But another part of my brain told me not to panic. They approached me, asking if we were having car trouble. I told them of our predicament as best I could and that a tow truck was on its way. As we talked we started walking down the hill to our vehicle. The bigger man said his name was John and his companion introduced himself as Tom. I slowly lost my fear of them, realizing that these two young men were friendly, polite and seemed very knowledgeable about car repairs.

After further introduction to the menfolk, we learned they were working at a Nimpo Lake logging camp and regularly had to do a lot of work on their van in order to keep it running. Peering under the hood of our still-steaming vehicle, they quickly diagnosed the problem.

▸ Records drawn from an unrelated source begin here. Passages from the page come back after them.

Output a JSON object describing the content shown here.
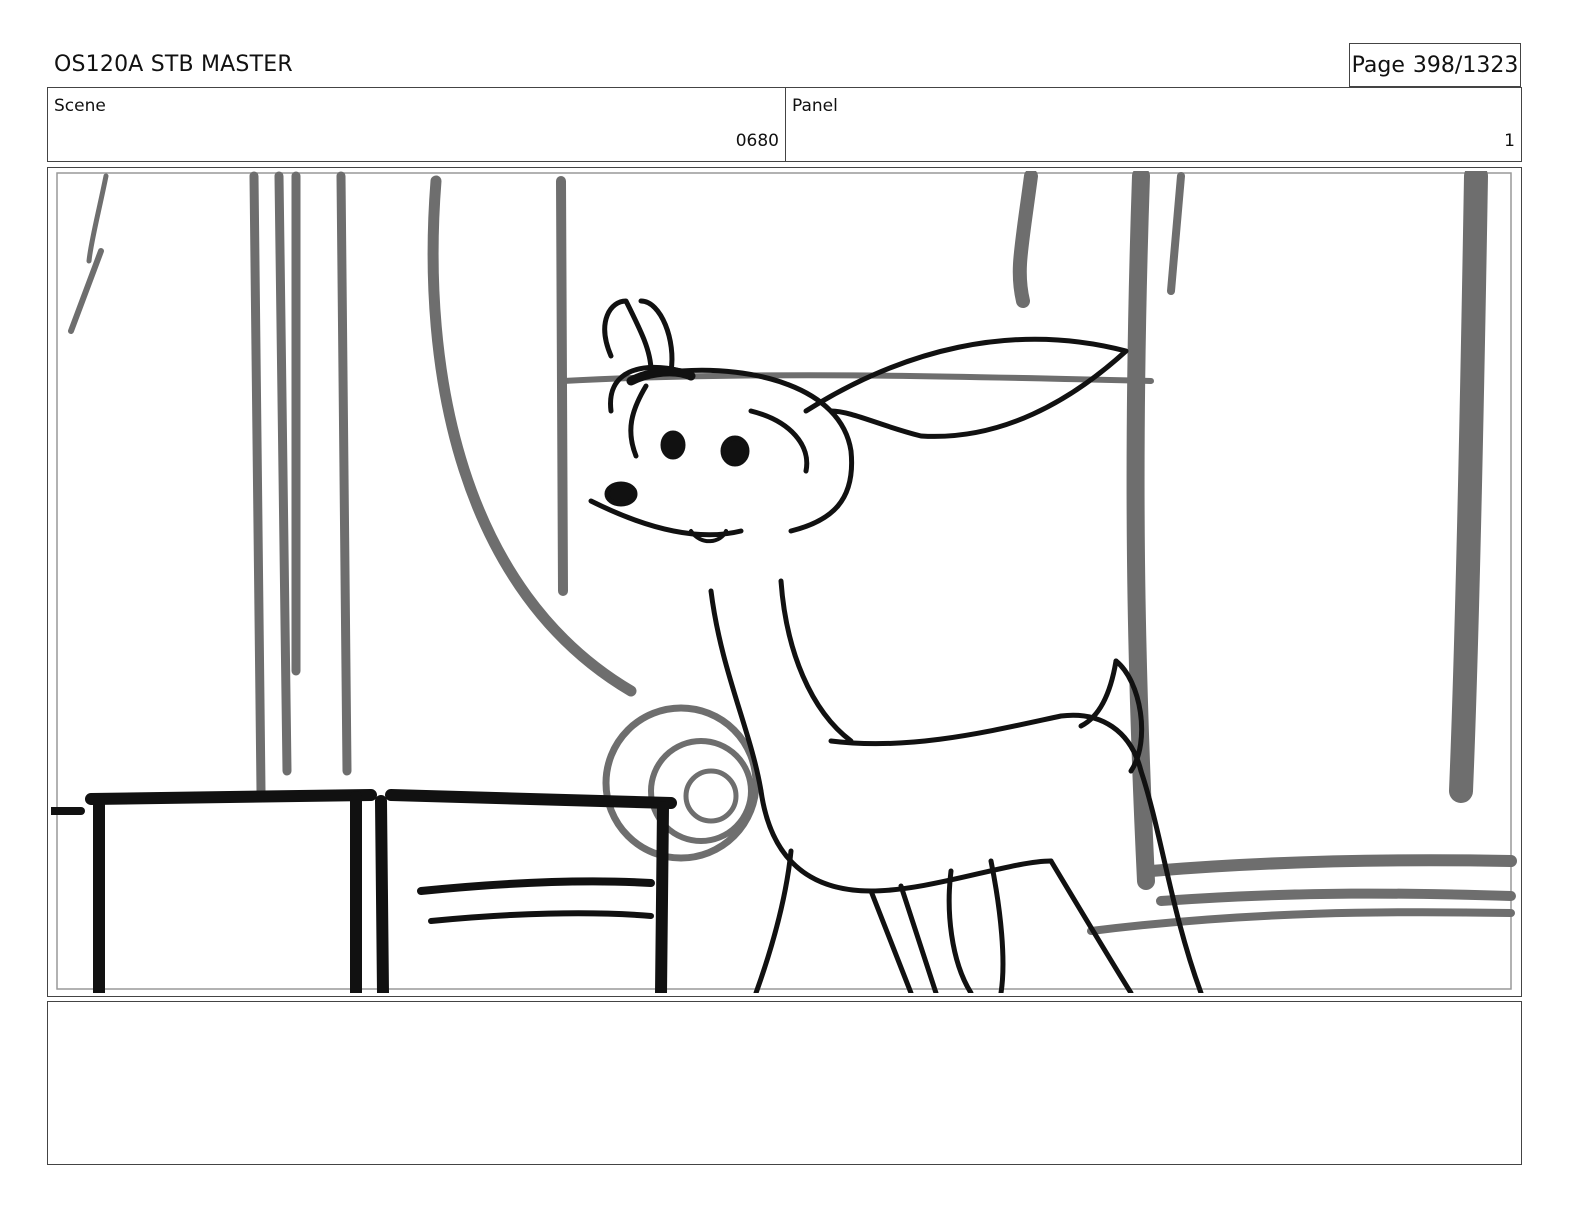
{
  "header": {
    "title": "OS120A STB MASTER",
    "page_label": "Page",
    "page_value": "398/1323"
  },
  "info": {
    "scene_label": "Scene",
    "scene_value": "0680",
    "panel_label": "Panel",
    "panel_value": "1"
  },
  "notes": {
    "text": ""
  },
  "sketch": {
    "line_color": "#111111",
    "background_line_color": "#6e6e6e"
  }
}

“Aha!” John exclaimed. “Your heating cord has given up the ghost. If they have the part at the garage, it shouldn’t take them too long to set things right.”

Mike looked at me and shrugged. Until that moment, we had both thought a ‘heating cord’ was something one plugged in to the block heater, not something that could immobilize an engine. Live and learn.

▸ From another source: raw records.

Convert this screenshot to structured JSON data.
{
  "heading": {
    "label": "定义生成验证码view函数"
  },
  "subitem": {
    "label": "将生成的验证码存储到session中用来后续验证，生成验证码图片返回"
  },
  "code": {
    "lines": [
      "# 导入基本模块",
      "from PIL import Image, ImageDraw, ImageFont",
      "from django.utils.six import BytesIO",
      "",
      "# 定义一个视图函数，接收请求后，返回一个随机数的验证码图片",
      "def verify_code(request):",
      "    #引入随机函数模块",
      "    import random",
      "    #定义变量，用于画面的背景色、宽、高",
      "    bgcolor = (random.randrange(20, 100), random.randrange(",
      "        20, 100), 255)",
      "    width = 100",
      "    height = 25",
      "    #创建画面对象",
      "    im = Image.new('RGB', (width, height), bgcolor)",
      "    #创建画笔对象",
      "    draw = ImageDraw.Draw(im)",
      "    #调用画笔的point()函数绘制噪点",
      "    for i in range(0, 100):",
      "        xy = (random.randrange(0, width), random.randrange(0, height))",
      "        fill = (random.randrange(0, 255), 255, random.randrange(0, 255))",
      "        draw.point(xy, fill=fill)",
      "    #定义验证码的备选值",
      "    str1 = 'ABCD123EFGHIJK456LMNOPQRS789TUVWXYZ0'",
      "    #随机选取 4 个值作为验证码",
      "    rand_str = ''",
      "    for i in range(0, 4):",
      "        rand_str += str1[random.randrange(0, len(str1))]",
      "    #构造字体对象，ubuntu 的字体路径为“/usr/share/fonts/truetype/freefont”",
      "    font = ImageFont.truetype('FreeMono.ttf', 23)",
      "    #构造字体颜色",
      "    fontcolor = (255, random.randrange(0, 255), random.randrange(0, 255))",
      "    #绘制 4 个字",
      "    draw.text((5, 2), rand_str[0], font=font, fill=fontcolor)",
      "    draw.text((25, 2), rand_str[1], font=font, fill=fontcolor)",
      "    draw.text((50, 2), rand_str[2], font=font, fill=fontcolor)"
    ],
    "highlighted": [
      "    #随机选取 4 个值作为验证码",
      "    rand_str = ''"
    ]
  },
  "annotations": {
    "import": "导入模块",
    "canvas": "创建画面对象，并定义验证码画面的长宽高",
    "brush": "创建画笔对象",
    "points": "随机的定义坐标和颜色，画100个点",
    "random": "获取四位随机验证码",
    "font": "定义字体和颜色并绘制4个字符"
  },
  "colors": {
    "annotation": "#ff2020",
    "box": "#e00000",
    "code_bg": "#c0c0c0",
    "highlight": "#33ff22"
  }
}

In a short while the tow truck arrived. Since the operator could only accommodate two passengers in his cab, I volunteered to ride into town with our new-found acquaintances. We followed the tow truck to the service centre parking lot where we hoped to have the necessary repairs made. For some reason the two young loggers with the battered van chose to make sure we would get assistance. The garage manager was anything but helpful, saying they were very busy and that we should come back on Monday.

I tried to explain to him that we were on our way to Nimpo Lake and that my aged father was with us and that he had difficulty walking. The manager’s reply: “Didn’t you hear me say that we were busy?” He thereupon turned away to another customer.

At this point John and Tom took over. They asked the manager if they could at least buy the necessary parts. Fortunately, the parts were available and those two “creepy guys’ of whom I had been so afraid started effecting the necessary repairs right there in the shop parking lot. Their old van held all the tools they needed. While Tom did the actual work, John, his partner acted as helper, passing the tools as required. To watch them, one would think they had done nothing else in their lives but change heating cords on Aerostars.

In less than an hour the work was completed and it was only at our insistence that they accepted a small honorarium for their efforts. Soon we were on the road again with myself taking over the driving as the men enjoyed a well-deserved siesta.

In the lonely 200 kilometer stretch from Williams Lake to Nimpo, we did not meet a single other vehicle. A thought kept running through my mind. It’s a miracle! I thought. A miracle! What would we have done had our breakdown occurred after we had passed Tom and John, those two Good Samaritans, on the road? I also felt a twinge of guilt for pre-judging them based on their appearance and my initial fear. How lucky we were to have those two rough-hewn but kindly young men stop to help us.

I also thought of the old proverb: “Never judge a book by its cover.”